At least 48 companies in the S&P 500 are scheduled to report quarterly results this week. Companies in the benchmark index, which beat profit estimates in the previous 11 quarters, probably will report a 4.6 percent increase in per-share earnings during the September-December period, analysts’ estimates compiled by Bloomberg show.
Highest Since 2007
Stocks gained as confidence among U.S. homebuilders rose in January to the highest level in more than four years. Equities extended gains as an official told reporters that Greece’s government could forge an agreement with private creditors by the end of this week after talks resumed in Athens today. The International Monetary Fund is proposing to raise its lending capacity by as much as $500 billion to safeguard the economy.
“The IMF thing is a double-edged sword,” Paul Zemsky, the New York-based head of asset allocation for ING Investment Management, said in a telephone interview. His firm oversees $550 billion. “On the one hand, it does manage the tail risks, safeguard the economy. On the other hand, you wonder: What do they know that I don’t know?”
Eight out of 10 industries in the S&P 500 rallied as gains were led by financial and technology shares. A gauge of homebuilders in S&P indexes climbed 4.7 percent. PulteGroup added 7.6 percent to $8.07. Lennar (LEN) jumped 4.6 percent to $23.05.
Goldman Sachs rose 7.6 percent to $105.12. Chief Executive Officer Lloyd C. Blankfein, 57, cut compensation 21 percent in 2011 as he reduced costs and focused on international growth to offset a slowdown in trading, which contributes most of the firm’s revenue. Goldman Sachs’s higher-than-estimated earnings contrasted with previous reports from Citigroup Inc., which fell short of analysts’ estimates, and JPMorgan, which matched projections.
Some of the largest financial companies also climbed.
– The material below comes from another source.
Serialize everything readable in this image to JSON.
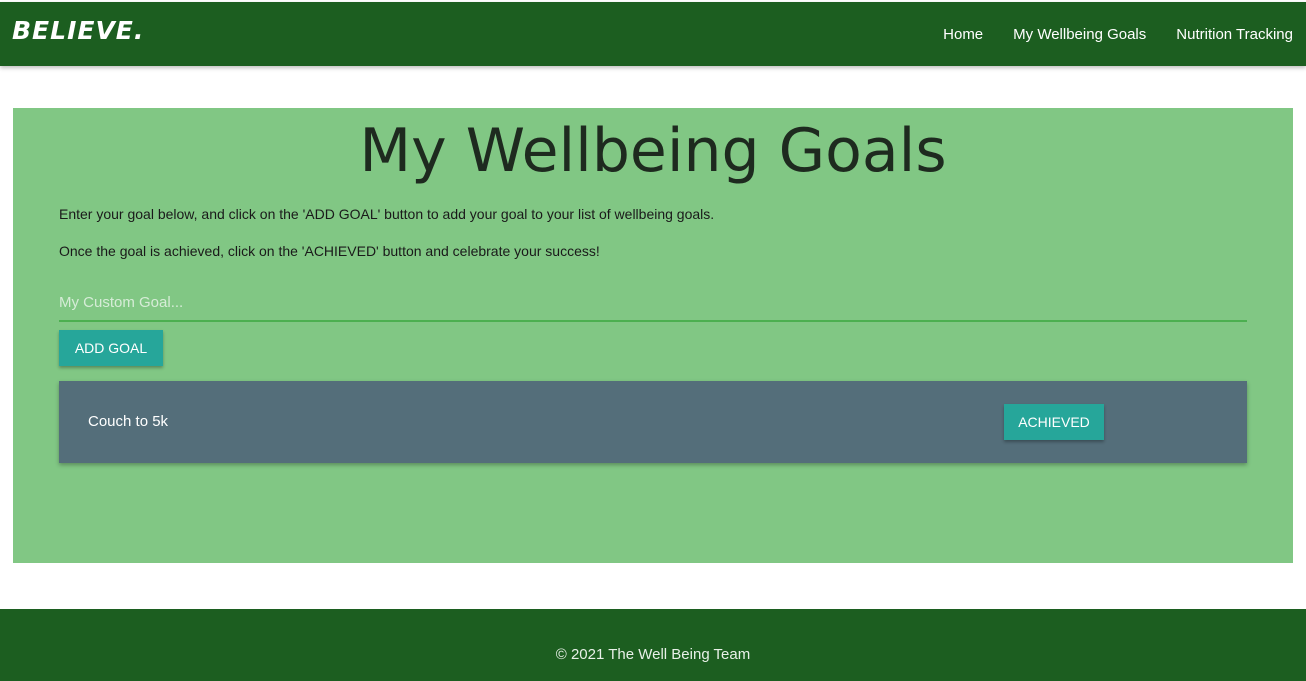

JPMorgan added 4.8 percent to $36.59. Bank of America advanced 3.9 percent to $6.73.